PROBLEM STATEMENT: Pick every line out of the entries below that holds the string "Password", and report them.

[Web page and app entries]
== == ==

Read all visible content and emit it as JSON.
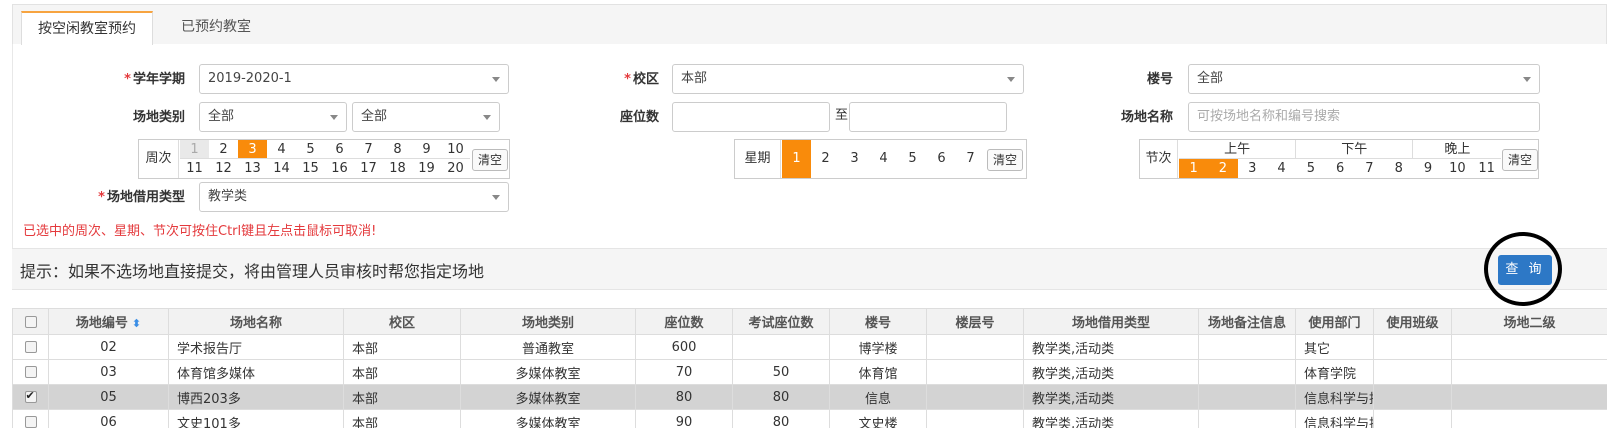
{
  "tabs": [
    {
      "label": "按空闲教室预约"
    },
    {
      "label": "已预约教室"
    }
  ],
  "form": {
    "term": {
      "label": "学年学期",
      "value": "2019-2020-1"
    },
    "campus": {
      "label": "校区",
      "value": "本部"
    },
    "building": {
      "label": "楼号",
      "value": "全部"
    },
    "venue_type": {
      "label": "场地类别",
      "value1": "全部",
      "value2": "全部"
    },
    "seats": {
      "label": "座位数",
      "to": "至"
    },
    "venue_name": {
      "label": "场地名称",
      "placeholder": "可按场地名称和编号搜索"
    },
    "borrow_type": {
      "label": "场地借用类型",
      "value": "教学类"
    },
    "weeks": {
      "label": "周次",
      "row1": [
        "1",
        "2",
        "3",
        "4",
        "5",
        "6",
        "7",
        "8",
        "9",
        "10"
      ],
      "row2": [
        "11",
        "12",
        "13",
        "14",
        "15",
        "16",
        "17",
        "18",
        "19",
        "20"
      ],
      "selected": [
        "3"
      ],
      "disabled": [
        "1"
      ],
      "clear": "清空"
    },
    "weekday": {
      "label": "星期",
      "days": [
        "1",
        "2",
        "3",
        "4",
        "5",
        "6",
        "7"
      ],
      "selected": [
        "1"
      ],
      "clear": "清空"
    },
    "periods": {
      "label": "节次",
      "groups": [
        "上午",
        "下午",
        "晚上"
      ],
      "items": [
        "1",
        "2",
        "3",
        "4",
        "5",
        "6",
        "7",
        "8",
        "9",
        "10",
        "11"
      ],
      "selected": [
        "1",
        "2"
      ],
      "clear": "清空"
    },
    "required_mark": "*"
  },
  "warning": "已选中的周次、星期、节次可按住Ctrl键且左点击鼠标可取消!",
  "hint": "提示：如果不选场地直接提交，将由管理人员审核时帮您指定场地",
  "query_button": "查 询",
  "table": {
    "headers": [
      "场地编号",
      "场地名称",
      "校区",
      "场地类别",
      "座位数",
      "考试座位数",
      "楼号",
      "楼层号",
      "场地借用类型",
      "场地备注信息",
      "使用部门",
      "使用班级",
      "场地二级"
    ],
    "rows": [
      {
        "checked": false,
        "cells": [
          "02",
          "学术报告厅",
          "本部",
          "普通教室",
          "600",
          "",
          "博学楼",
          "",
          "教学类,活动类",
          "",
          "其它",
          "",
          ""
        ]
      },
      {
        "checked": false,
        "cells": [
          "03",
          "体育馆多媒体",
          "本部",
          "多媒体教室",
          "70",
          "50",
          "体育馆",
          "",
          "教学类,活动类",
          "",
          "体育学院",
          "",
          ""
        ]
      },
      {
        "checked": true,
        "cells": [
          "05",
          "博西203多",
          "本部",
          "多媒体教室",
          "80",
          "80",
          "信息",
          "",
          "教学类,活动类",
          "",
          "信息科学与技",
          "",
          ""
        ]
      },
      {
        "checked": false,
        "cells": [
          "06",
          "文史101多",
          "本部",
          "多媒体教室",
          "90",
          "80",
          "文史楼",
          "",
          "教学类,活动类",
          "",
          "信息科学与技",
          "",
          ""
        ]
      }
    ]
  },
  "colors": {
    "accent": "#f98b0b",
    "primary": "#2d78c6",
    "warning": "#e4393c"
  }
}
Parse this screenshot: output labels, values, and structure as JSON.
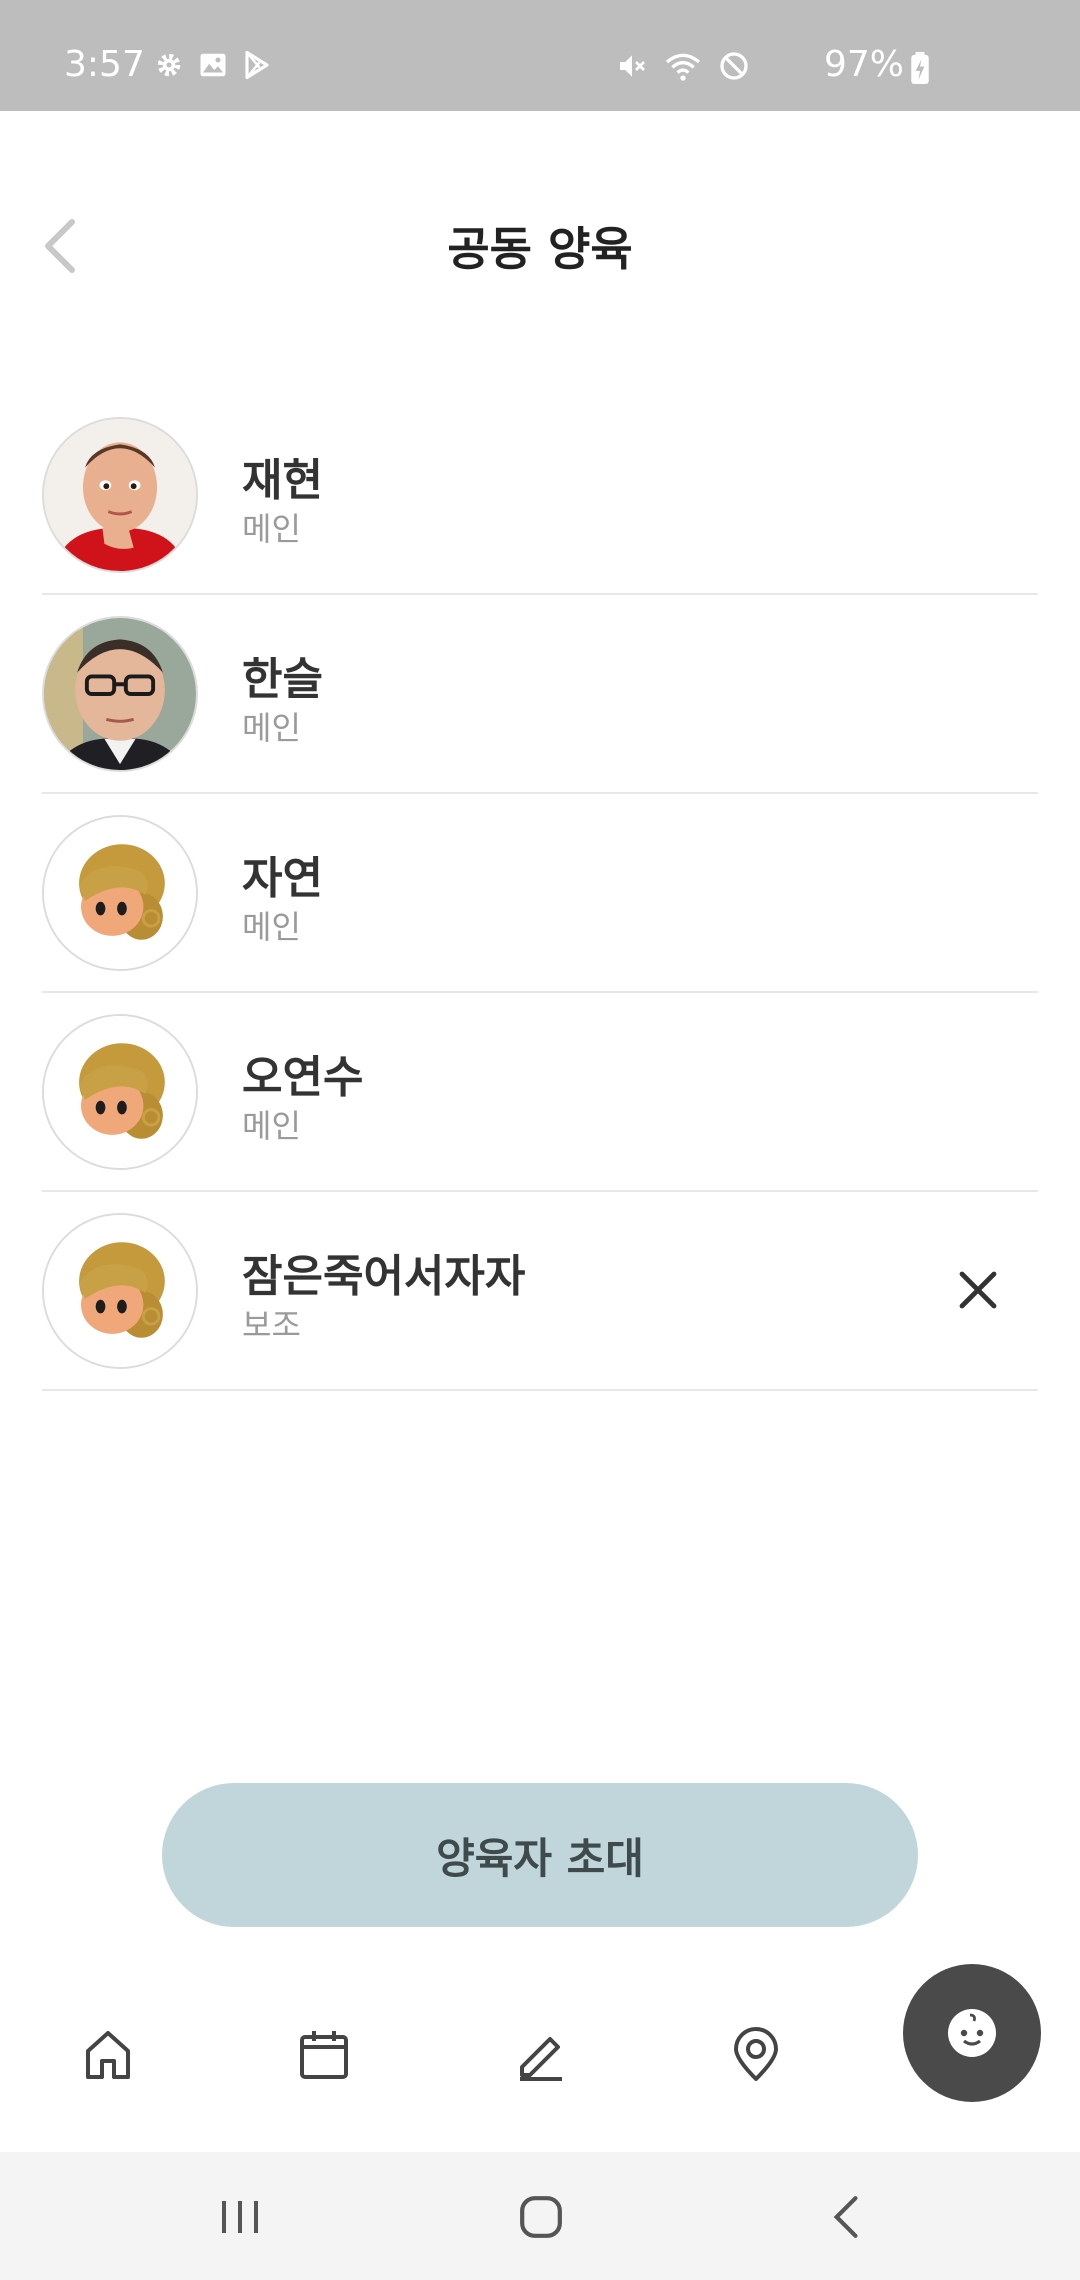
{
  "status_bar": {
    "time": "3:57",
    "battery": "97%",
    "left_icons": [
      "gear-icon",
      "image-icon",
      "play-store-icon"
    ],
    "right_icons": [
      "mute-icon",
      "wifi-icon",
      "block-icon",
      "battery-charging-icon"
    ]
  },
  "header": {
    "title": "공동 양육",
    "back_icon": "chevron-left-icon"
  },
  "members": [
    {
      "name": "재현",
      "role": "메인",
      "avatar": "photo-boy"
    },
    {
      "name": "한슬",
      "role": "메인",
      "avatar": "photo-man-glasses"
    },
    {
      "name": "자연",
      "role": "메인",
      "avatar": "default-avatar"
    },
    {
      "name": "오연수",
      "role": "메인",
      "avatar": "default-avatar"
    },
    {
      "name": "잠은죽어서자자",
      "role": "보조",
      "avatar": "default-avatar",
      "removable": true
    }
  ],
  "invite_button": {
    "label": "양육자 초대"
  },
  "bottom_nav": {
    "items": [
      "home-icon",
      "calendar-icon",
      "pencil-icon",
      "location-pin-icon",
      "baby-icon"
    ],
    "active": "baby-icon"
  },
  "system_nav": [
    "recent-apps-icon",
    "home-circle-icon",
    "back-icon"
  ],
  "colors": {
    "status_bar": "#bdbdbd",
    "invite_button": "#c0d6da",
    "active_nav": "#4a4a4a",
    "divider": "#e8e8e8",
    "role_text": "#9a9a9a"
  }
}
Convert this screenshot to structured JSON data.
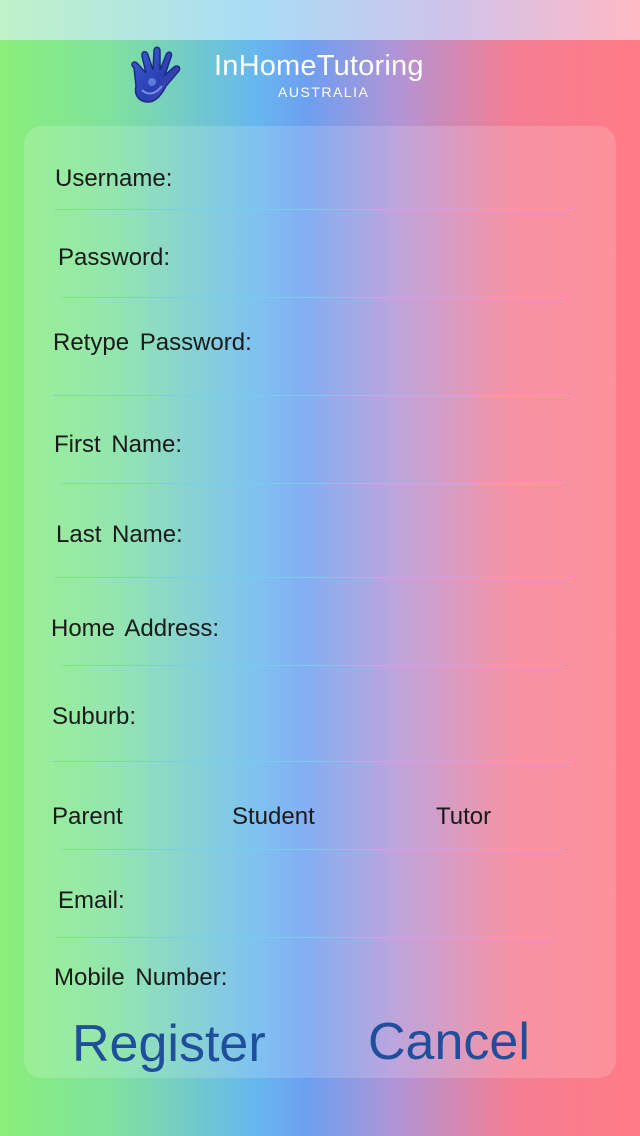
{
  "brand": {
    "title": "InHomeTutoring",
    "subtitle": "AUSTRALIA"
  },
  "form": {
    "username_label": "Username:",
    "password_label": "Password:",
    "retype_password_label": "Retype Password:",
    "first_name_label": "First Name:",
    "last_name_label": "Last Name:",
    "home_address_label": "Home Address:",
    "suburb_label": "Suburb:",
    "roles": [
      "Parent",
      "Student",
      "Tutor"
    ],
    "email_label": "Email:",
    "mobile_label": "Mobile Number:"
  },
  "actions": {
    "register_label": "Register",
    "cancel_label": "Cancel"
  },
  "colors": {
    "button_text": "#1f4f9a",
    "divider": "#78cdeb"
  }
}
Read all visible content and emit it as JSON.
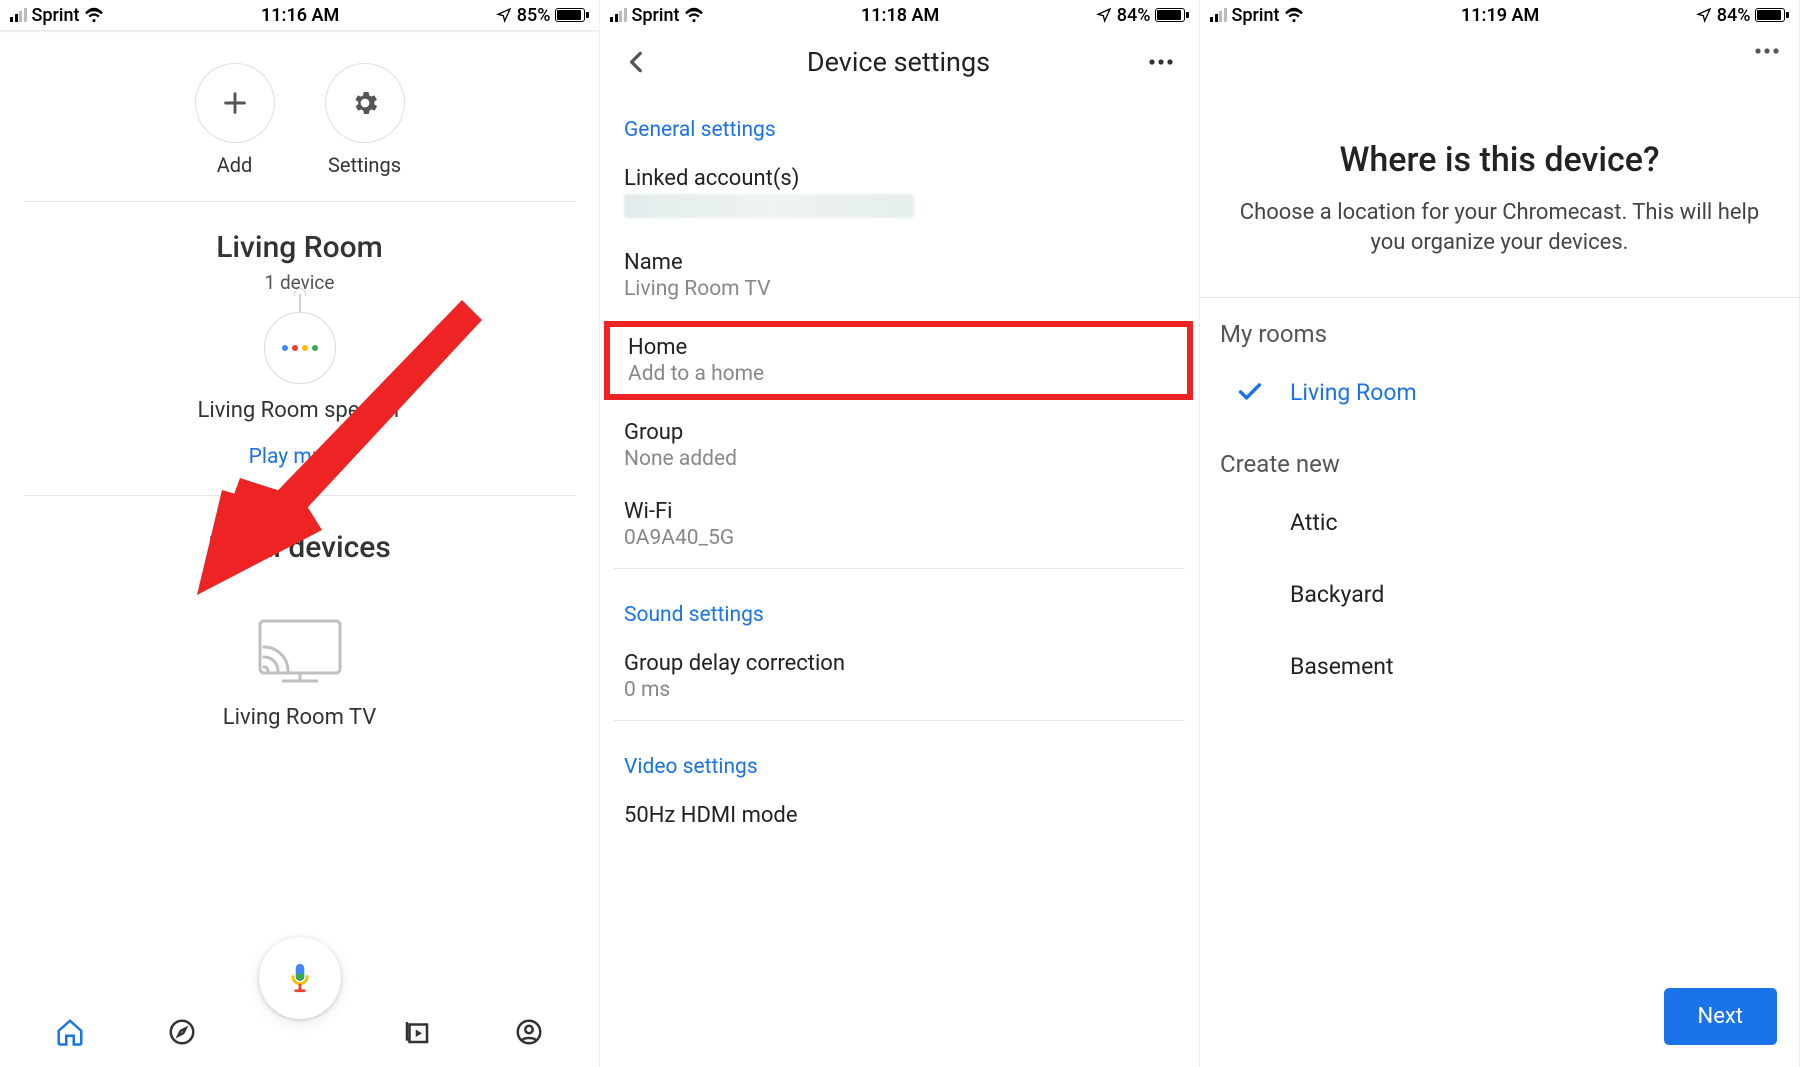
{
  "screen1": {
    "status": {
      "carrier": "Sprint",
      "time": "11:16 AM",
      "battery_pct": "85%",
      "battery_fill": 85
    },
    "actions": {
      "add": "Add",
      "settings": "Settings"
    },
    "room": {
      "title": "Living Room",
      "subtitle": "1 device"
    },
    "speaker": {
      "name": "Living Room speaker",
      "play": "Play music"
    },
    "local": {
      "title": "Local devices",
      "tv": "Living Room TV"
    }
  },
  "screen2": {
    "status": {
      "carrier": "Sprint",
      "time": "11:18 AM",
      "battery_pct": "84%",
      "battery_fill": 84
    },
    "header": "Device settings",
    "sections": {
      "general": "General settings",
      "linked": {
        "label": "Linked account(s)"
      },
      "name": {
        "label": "Name",
        "value": "Living Room TV"
      },
      "home": {
        "label": "Home",
        "value": "Add to a home"
      },
      "group": {
        "label": "Group",
        "value": "None added"
      },
      "wifi": {
        "label": "Wi-Fi",
        "value": "0A9A40_5G"
      },
      "sound": "Sound settings",
      "delay": {
        "label": "Group delay correction",
        "value": "0 ms"
      },
      "video": "Video settings",
      "hdmi": {
        "label": "50Hz HDMI mode"
      }
    }
  },
  "screen3": {
    "status": {
      "carrier": "Sprint",
      "time": "11:19 AM",
      "battery_pct": "84%",
      "battery_fill": 84
    },
    "heading": "Where is this device?",
    "sub": "Choose a location for your Chromecast. This will help you organize your devices.",
    "myrooms": "My rooms",
    "selected": "Living Room",
    "createnew": "Create new",
    "options": [
      "Attic",
      "Backyard",
      "Basement"
    ],
    "next": "Next"
  }
}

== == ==

THE COMPLETED TASK:
    "password_label": "Password:",
    "retype_password_label": "Retype Password:",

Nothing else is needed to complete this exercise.